Any discussion about Buick’s history of building performance-oriented vehicles would be incomplete without mentioning the Grand National. Born in the 1980s, a time of Reagan-era excess, the Grand National can best be described as a beast in a tuxedo; a true muscle car that embraced high-end luxury and enough old-school go-fast pony car styling to give it one of the most unique curb profiles of its time. Yet another Buick with a short production run, the Grand National had a six-year lifespan. Considered a high-performance version of the luxurious Regal, the Grand National was named to celebrate the automaker’s victories at the NASCAR Grand National Series.

Powering Buick’s luxury performance sedan was a turbocharged V6, the most powerful of which was capable of making 276 horsepower and 360 lb-ft of torque. Clocked at a zero-to-sixty time of under five seconds, the Grand National earned a reputation for being quick off-the-line, which eventually led to an increasing number of winning appearances at the country’s drag strips. With an exclusively black paint scheme and an angry, aggressive stance, the Grand National embodied Buick’s commitment to raw performance.

What made the Grand National so unique wasn’t its raw power; it was the way Buick married that power with uncommon luxury.
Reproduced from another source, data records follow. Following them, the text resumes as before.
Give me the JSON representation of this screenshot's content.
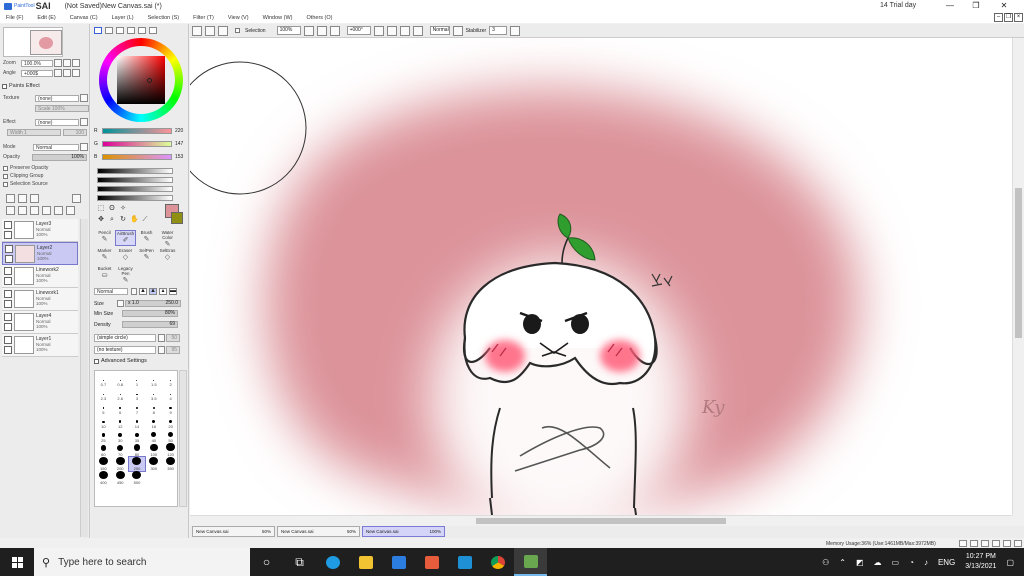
{
  "titlebar": {
    "app_brand": "PaintTool",
    "app_name": "SAI",
    "doc_title": "(Not Saved)New Canvas.sai (*)",
    "trial": "14 Trial day"
  },
  "menu": [
    "File (F)",
    "Edit (E)",
    "Canvas (C)",
    "Layer (L)",
    "Selection (S)",
    "Filter (T)",
    "View (V)",
    "Window (W)",
    "Others (O)"
  ],
  "navigator": {
    "zoom_label": "Zoom",
    "zoom_value": "100.0%",
    "angle_label": "Angle",
    "angle_value": "+000$"
  },
  "paints_effect": {
    "header": "Paints Effect",
    "texture_label": "Texture",
    "texture_value": "(none)",
    "scale_label": "Scale",
    "scale_value": "100%",
    "scale_num": "20",
    "effect_label": "Effect",
    "effect_value": "(none)",
    "width_label": "Width",
    "width_value": "1",
    "width_num": "100"
  },
  "layer_props": {
    "mode_label": "Mode",
    "mode_value": "Normal",
    "opacity_label": "Opacity",
    "opacity_value": "100%",
    "preserve_opacity": "Preserve Opacity",
    "clipping_group": "Clipping Group",
    "selection_source": "Selection Source"
  },
  "layers": [
    {
      "name": "Layer3",
      "mode": "Normal",
      "opacity": "100%",
      "selected": false
    },
    {
      "name": "Layer2",
      "mode": "Normal",
      "opacity": "100%",
      "selected": true
    },
    {
      "name": "Linework2",
      "mode": "Normal",
      "opacity": "100%",
      "selected": false
    },
    {
      "name": "Linework1",
      "mode": "Normal",
      "opacity": "100%",
      "selected": false
    },
    {
      "name": "Layer4",
      "mode": "Normal",
      "opacity": "100%",
      "selected": false
    },
    {
      "name": "Layer1",
      "mode": "Normal",
      "opacity": "100%",
      "selected": false
    }
  ],
  "color": {
    "r_label": "R",
    "r_value": "220",
    "g_label": "G",
    "g_value": "147",
    "b_label": "B",
    "b_value": "153",
    "main_color": "#dc939a",
    "sub_color": "#8f8f14"
  },
  "brushes": [
    {
      "label": "Pencil",
      "selected": false
    },
    {
      "label": "AirBrush",
      "selected": true
    },
    {
      "label": "Brush",
      "selected": false
    },
    {
      "label": "Water Color",
      "selected": false
    },
    {
      "label": "Marker",
      "selected": false
    },
    {
      "label": "Eraser",
      "selected": false
    },
    {
      "label": "SelPen",
      "selected": false
    },
    {
      "label": "SelEras",
      "selected": false
    },
    {
      "label": "Bucket",
      "selected": false
    },
    {
      "label": "Legacy Pen",
      "selected": false
    }
  ],
  "brush_settings": {
    "blend_mode": "Normal",
    "size_label": "Size",
    "size_mult": "x 1.0",
    "size_value": "250.0",
    "min_size_label": "Min Size",
    "min_size_value": "80%",
    "density_label": "Density",
    "density_value": "69",
    "shape": "(simple circle)",
    "shape_num": "50",
    "texture": "(no texture)",
    "texture_num": "95",
    "advanced": "Advanced Settings"
  },
  "brush_sizes": [
    "0.7",
    "0.8",
    "1",
    "1.5",
    "2",
    "2.3",
    "2.6",
    "3",
    "3.5",
    "4",
    "5",
    "6",
    "7",
    "8",
    "9",
    "10",
    "12",
    "14",
    "16",
    "20",
    "25",
    "30",
    "35",
    "40",
    "50",
    "60",
    "70",
    "80",
    "100",
    "120",
    "150",
    "200",
    "250",
    "300",
    "350",
    "400",
    "450",
    "500"
  ],
  "selected_size": "250",
  "toolbar": {
    "selection_label": "Selection",
    "zoom": "100%",
    "angle": "+000°",
    "blend": "Normal",
    "stabilizer_label": "Stabilizer",
    "stabilizer_value": "3"
  },
  "doc_tabs": [
    {
      "name": "New Canvas.sai",
      "zoom": "50%",
      "active": false
    },
    {
      "name": "New Canvas.sai",
      "zoom": "50%",
      "active": false
    },
    {
      "name": "New Canvas.sai",
      "zoom": "100%",
      "active": true
    }
  ],
  "status": {
    "memory": "Memory Usage:36% (Use:1461MB/Max:3972MB)"
  },
  "canvas_art": {
    "signature": "Ky"
  },
  "taskbar": {
    "search_placeholder": "Type here to search",
    "language": "ENG",
    "time": "10:27 PM",
    "date": "3/13/2021"
  }
}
Equal parts luxury and performance, the 1987 Buick GNX, a limited-run special Grand National trim, became known as the “velvet hammer” among automotive journalists. The plan was to only make 500, which was an homage to the Indy 500 and the Daytona 500, according to Mike Doble, Buick’s advanced concepts manager at the time, but 547 eventually left the production line.

Car and Driver called the Grand National the “last old-school American muscle car.” After a grand finale with the powerful GNX, Buick retired the Grand National in favor of more practical models. With so few available, the Grand National continues to be hit on the classic car market. Perhaps it’s time to bring the beloved muscle car back––possibly as an EV version.

The Enduring Buick Legacy

Looking back on Buick’s varied history, it’s evident that the automaker’s reputation for building iconic vehicles is well-earned. Buick’s legacy is filled with models that have left an indelible mark on the automotive landscape. The elegant Riviera, the evolving Roadmaster, and the street-savvy Grand National are just a few of Buick’s notable triumphs. Other models like the Electra and the Skylark also occupy a prominent place in automotive history.

In a time when vehicle design feels a little too homogenous, reintroducing iconic Buick models is just what the industry needs to spark America’s love for the automobile. Buick’s unique ability to blend luxury and performance into a winning design is evident across the current lineup, but pulling in the history associated with its storied past could attract a whole different buyer to the premium Buick brand.